Segment Open

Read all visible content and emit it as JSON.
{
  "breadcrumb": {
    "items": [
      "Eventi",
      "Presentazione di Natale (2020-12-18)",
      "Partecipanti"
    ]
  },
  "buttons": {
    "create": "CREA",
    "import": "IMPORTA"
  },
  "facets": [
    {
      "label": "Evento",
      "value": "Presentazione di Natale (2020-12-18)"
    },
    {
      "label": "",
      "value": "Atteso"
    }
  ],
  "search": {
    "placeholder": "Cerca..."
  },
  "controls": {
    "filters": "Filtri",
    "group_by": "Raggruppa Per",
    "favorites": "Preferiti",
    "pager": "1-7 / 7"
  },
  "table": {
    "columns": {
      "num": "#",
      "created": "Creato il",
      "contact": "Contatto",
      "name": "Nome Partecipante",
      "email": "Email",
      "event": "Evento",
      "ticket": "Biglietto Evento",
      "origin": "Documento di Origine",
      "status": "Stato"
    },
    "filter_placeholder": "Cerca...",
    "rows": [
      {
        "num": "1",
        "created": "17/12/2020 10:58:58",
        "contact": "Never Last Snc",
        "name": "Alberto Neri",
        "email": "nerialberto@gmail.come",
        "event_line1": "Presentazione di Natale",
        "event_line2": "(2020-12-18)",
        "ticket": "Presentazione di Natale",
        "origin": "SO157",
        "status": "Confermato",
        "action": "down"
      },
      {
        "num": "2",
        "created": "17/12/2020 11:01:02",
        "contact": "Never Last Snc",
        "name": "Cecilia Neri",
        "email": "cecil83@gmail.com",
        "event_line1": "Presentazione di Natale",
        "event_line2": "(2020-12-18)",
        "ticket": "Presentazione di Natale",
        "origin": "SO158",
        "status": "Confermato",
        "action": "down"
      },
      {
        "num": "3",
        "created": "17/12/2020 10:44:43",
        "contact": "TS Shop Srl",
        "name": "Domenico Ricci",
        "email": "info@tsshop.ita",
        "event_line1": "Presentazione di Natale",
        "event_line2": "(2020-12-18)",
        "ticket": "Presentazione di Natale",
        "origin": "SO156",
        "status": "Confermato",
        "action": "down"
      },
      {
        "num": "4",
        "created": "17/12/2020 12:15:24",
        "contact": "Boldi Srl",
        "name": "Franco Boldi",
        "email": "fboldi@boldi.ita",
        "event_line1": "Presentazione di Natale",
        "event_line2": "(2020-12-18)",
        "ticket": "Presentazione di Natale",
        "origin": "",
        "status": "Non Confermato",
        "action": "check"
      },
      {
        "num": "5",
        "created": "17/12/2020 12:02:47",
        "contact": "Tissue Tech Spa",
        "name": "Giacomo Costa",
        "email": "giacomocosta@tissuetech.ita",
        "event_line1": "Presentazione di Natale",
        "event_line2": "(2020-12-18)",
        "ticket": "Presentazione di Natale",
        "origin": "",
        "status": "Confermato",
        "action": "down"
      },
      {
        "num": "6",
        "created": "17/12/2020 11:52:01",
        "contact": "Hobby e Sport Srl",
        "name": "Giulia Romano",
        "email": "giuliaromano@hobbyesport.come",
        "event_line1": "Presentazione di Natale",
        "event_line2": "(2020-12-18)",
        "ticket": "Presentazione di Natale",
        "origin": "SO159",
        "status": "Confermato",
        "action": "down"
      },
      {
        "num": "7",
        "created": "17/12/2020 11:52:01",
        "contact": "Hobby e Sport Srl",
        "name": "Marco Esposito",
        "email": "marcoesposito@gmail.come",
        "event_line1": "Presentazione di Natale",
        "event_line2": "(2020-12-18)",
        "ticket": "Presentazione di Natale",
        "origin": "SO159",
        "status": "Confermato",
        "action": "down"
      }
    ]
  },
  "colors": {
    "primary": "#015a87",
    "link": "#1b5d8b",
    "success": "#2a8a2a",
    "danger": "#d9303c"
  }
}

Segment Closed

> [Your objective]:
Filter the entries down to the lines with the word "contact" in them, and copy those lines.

> [Solved problem]:
      "contact": "Contatto",
        "contact": "Never Last Snc",
        "contact": "Never Last Snc",
        "contact": "TS Shop Srl",
        "contact": "Boldi Srl",
        "contact": "Tissue Tech Spa",
        "contact": "Hobby e Sport Srl",
        "contact": "Hobby e Sport Srl",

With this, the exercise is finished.